ACTIVITY.
Scan the records and identify every line in which the string "illustration" occurs, then return those lines.

*** Opening ENTRIES PROVIDED ***

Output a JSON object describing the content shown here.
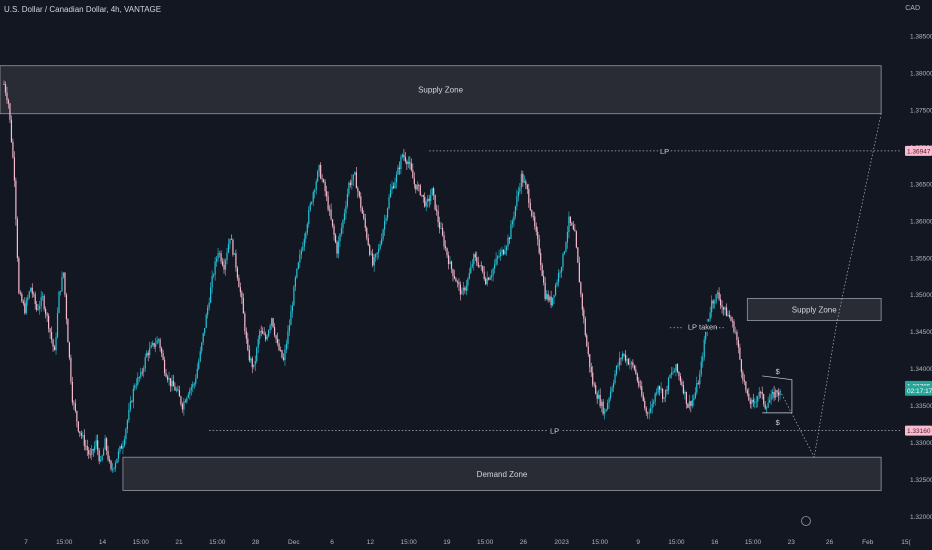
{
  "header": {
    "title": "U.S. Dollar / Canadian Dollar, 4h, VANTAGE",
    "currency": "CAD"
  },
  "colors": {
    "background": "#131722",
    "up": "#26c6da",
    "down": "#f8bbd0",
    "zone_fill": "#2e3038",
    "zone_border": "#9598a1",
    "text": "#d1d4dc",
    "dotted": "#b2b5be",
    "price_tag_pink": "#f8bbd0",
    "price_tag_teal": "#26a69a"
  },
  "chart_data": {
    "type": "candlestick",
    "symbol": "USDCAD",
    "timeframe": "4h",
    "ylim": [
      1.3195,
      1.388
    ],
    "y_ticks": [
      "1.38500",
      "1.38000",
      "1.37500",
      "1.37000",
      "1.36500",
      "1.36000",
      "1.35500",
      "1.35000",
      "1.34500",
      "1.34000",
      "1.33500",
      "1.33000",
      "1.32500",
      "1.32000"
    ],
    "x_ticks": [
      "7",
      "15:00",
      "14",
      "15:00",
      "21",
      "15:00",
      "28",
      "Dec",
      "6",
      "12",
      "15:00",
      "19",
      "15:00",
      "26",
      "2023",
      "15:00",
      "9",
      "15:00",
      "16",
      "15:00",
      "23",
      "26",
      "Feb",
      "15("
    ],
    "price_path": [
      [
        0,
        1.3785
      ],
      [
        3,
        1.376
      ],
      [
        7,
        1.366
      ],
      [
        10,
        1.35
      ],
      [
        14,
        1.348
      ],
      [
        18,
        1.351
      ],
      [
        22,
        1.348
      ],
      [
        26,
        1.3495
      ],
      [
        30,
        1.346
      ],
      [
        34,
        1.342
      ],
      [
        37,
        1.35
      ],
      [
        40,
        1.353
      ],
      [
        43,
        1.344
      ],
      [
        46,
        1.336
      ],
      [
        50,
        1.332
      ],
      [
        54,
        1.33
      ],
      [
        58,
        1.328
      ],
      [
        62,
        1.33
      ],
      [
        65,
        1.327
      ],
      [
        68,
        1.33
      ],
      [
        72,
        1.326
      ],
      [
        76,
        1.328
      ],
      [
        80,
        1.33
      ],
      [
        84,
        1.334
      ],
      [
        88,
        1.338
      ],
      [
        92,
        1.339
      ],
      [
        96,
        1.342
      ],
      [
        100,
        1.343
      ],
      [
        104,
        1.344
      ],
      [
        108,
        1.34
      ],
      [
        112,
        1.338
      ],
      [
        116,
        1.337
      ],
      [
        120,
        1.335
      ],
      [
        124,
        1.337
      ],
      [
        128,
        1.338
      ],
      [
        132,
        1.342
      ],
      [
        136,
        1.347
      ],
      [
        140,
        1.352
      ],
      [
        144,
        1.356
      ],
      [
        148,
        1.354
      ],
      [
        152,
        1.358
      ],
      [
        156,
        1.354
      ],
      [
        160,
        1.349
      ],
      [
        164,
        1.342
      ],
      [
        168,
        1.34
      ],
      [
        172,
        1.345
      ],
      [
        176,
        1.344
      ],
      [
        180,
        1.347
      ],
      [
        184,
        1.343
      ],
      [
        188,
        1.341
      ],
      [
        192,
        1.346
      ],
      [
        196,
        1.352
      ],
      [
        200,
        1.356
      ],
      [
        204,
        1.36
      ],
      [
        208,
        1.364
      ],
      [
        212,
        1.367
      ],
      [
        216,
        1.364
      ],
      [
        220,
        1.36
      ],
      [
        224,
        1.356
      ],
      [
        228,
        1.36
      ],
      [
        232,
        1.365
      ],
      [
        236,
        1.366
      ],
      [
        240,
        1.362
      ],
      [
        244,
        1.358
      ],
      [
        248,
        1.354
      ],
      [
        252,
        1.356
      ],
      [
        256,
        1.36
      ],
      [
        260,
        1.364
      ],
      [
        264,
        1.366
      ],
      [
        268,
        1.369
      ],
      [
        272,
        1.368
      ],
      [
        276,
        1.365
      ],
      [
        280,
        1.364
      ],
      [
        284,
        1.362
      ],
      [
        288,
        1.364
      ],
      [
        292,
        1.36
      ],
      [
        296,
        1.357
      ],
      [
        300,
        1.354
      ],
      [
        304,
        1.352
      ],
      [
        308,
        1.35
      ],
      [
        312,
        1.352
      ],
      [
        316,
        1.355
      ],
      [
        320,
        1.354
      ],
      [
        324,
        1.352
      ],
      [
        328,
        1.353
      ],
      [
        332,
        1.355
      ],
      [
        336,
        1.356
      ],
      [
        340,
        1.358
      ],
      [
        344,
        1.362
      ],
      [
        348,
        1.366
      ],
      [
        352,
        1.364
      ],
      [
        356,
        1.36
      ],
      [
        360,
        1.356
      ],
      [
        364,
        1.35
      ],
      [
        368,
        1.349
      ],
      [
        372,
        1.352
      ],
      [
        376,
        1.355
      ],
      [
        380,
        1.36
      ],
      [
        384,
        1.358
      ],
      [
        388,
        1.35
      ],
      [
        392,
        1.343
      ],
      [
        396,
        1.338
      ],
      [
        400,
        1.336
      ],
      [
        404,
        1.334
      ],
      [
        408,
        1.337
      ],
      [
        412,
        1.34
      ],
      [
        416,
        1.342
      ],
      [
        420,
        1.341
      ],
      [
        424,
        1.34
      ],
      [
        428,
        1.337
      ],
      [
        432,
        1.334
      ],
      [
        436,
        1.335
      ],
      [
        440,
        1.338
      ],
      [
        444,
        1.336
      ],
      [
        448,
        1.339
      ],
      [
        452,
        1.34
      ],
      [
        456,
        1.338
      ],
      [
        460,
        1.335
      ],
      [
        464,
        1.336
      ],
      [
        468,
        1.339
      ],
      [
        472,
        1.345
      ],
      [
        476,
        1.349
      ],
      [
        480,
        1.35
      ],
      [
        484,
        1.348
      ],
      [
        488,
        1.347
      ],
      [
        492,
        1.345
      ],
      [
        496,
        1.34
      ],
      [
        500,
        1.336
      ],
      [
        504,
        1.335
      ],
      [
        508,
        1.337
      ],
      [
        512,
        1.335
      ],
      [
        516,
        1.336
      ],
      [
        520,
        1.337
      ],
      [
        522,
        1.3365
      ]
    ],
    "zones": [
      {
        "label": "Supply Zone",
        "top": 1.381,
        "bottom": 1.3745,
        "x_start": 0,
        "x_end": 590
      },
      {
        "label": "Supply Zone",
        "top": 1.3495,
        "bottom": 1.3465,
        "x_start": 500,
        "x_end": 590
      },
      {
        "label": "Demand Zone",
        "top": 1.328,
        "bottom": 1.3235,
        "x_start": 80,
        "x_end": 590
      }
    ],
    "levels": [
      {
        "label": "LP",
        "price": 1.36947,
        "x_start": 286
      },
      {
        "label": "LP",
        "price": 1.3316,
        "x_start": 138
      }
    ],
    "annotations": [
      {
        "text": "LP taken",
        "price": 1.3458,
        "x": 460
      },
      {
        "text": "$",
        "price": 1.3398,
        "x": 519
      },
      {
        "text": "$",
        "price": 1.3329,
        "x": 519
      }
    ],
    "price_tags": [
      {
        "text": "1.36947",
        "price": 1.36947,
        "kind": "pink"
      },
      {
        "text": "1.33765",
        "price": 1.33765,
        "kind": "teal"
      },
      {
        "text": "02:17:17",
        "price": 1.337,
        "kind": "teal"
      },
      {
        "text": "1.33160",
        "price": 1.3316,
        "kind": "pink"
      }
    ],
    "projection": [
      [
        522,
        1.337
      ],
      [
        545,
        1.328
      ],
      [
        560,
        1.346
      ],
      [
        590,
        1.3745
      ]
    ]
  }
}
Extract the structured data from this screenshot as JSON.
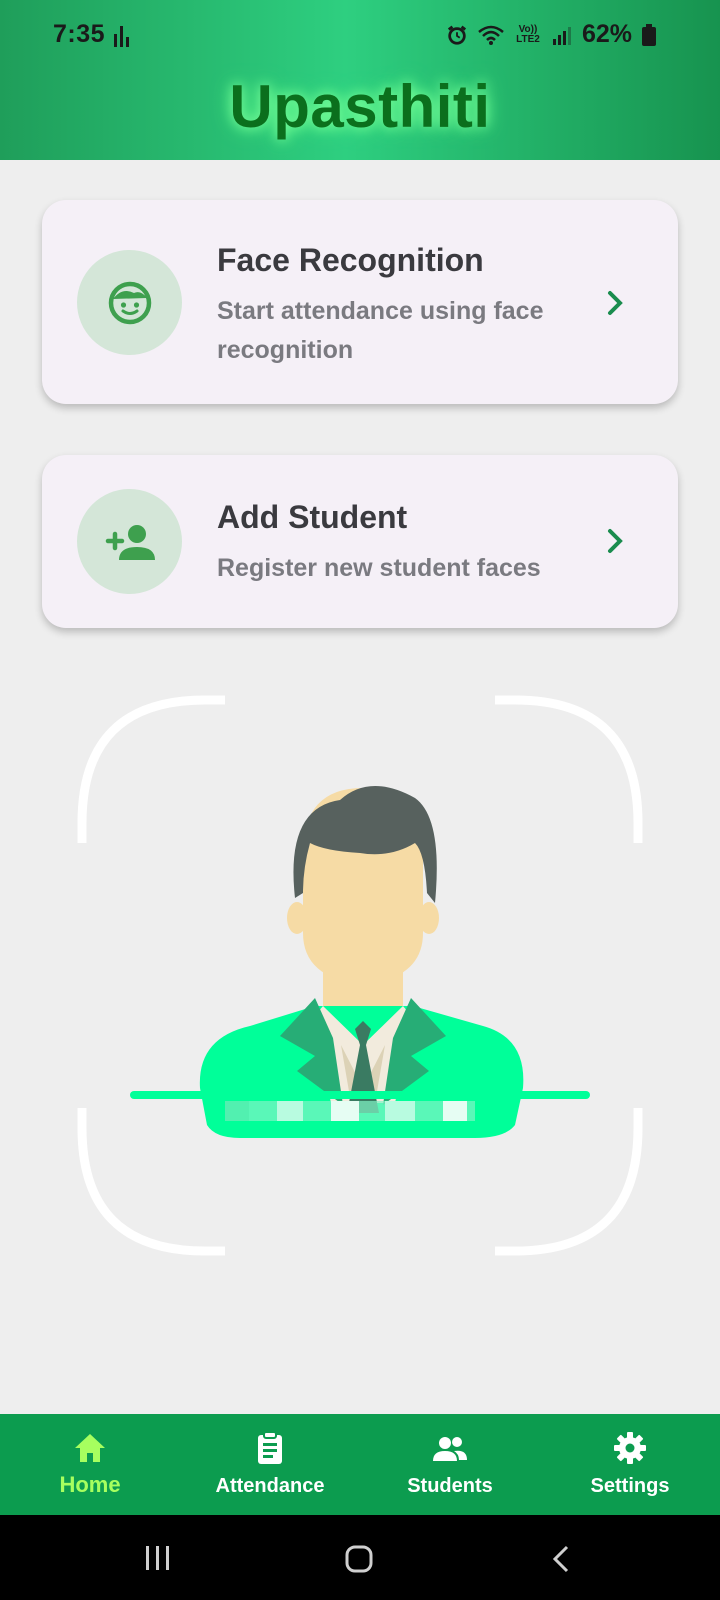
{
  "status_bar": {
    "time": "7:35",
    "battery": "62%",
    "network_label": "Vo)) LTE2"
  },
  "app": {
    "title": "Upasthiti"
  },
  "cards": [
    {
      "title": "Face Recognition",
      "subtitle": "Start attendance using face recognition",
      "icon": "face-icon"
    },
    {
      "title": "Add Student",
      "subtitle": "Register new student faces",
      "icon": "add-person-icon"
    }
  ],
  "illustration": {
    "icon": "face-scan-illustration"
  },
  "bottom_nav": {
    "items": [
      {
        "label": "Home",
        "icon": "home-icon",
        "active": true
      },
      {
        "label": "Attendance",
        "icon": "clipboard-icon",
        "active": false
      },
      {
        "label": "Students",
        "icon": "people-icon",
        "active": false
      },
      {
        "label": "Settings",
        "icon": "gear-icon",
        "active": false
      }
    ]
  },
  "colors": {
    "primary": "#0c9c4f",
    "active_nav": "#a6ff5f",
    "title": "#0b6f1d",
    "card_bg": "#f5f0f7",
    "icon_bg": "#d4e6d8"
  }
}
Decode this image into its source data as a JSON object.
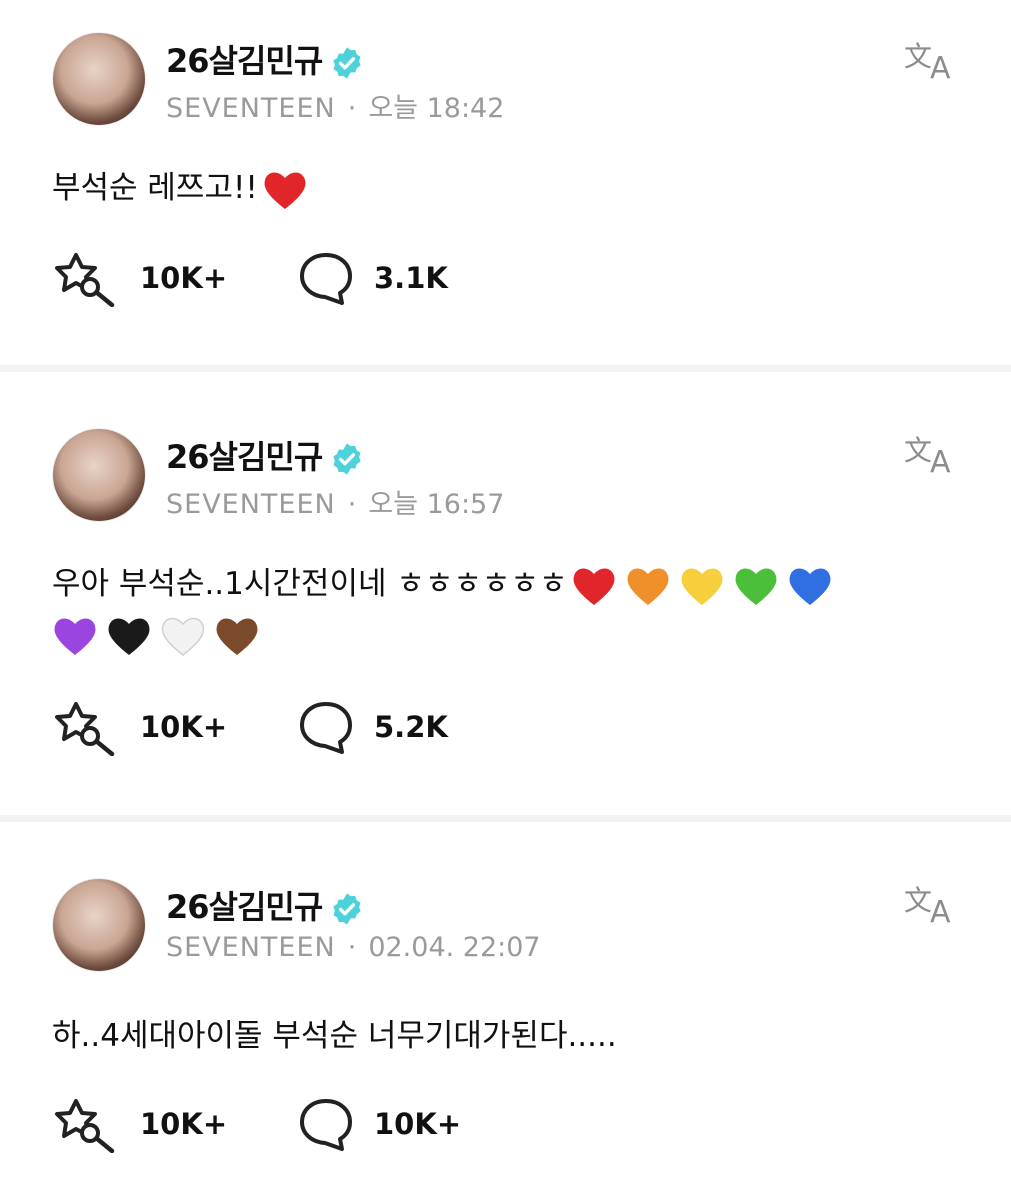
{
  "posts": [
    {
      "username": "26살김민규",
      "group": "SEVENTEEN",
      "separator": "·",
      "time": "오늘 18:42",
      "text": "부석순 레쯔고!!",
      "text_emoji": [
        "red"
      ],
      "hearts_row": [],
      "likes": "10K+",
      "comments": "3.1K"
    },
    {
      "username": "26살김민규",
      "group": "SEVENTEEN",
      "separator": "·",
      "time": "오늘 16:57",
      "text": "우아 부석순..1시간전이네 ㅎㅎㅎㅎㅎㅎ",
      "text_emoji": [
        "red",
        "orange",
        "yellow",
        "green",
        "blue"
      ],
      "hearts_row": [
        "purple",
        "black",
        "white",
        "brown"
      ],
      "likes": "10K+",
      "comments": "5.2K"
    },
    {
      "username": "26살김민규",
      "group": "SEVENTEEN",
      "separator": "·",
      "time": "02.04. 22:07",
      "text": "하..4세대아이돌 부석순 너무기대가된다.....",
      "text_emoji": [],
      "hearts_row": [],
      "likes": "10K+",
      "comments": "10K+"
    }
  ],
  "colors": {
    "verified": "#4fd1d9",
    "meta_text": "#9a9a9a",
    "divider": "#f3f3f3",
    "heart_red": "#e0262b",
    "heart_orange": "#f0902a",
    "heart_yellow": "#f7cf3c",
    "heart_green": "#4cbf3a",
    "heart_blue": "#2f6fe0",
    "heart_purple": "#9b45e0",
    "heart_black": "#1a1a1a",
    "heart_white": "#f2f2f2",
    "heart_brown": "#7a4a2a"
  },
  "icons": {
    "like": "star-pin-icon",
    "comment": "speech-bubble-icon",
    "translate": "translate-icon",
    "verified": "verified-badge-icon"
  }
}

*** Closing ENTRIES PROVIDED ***

PROBLEM SOLUTION.
  "illustration": {
    "icon": "face-scan-illustration"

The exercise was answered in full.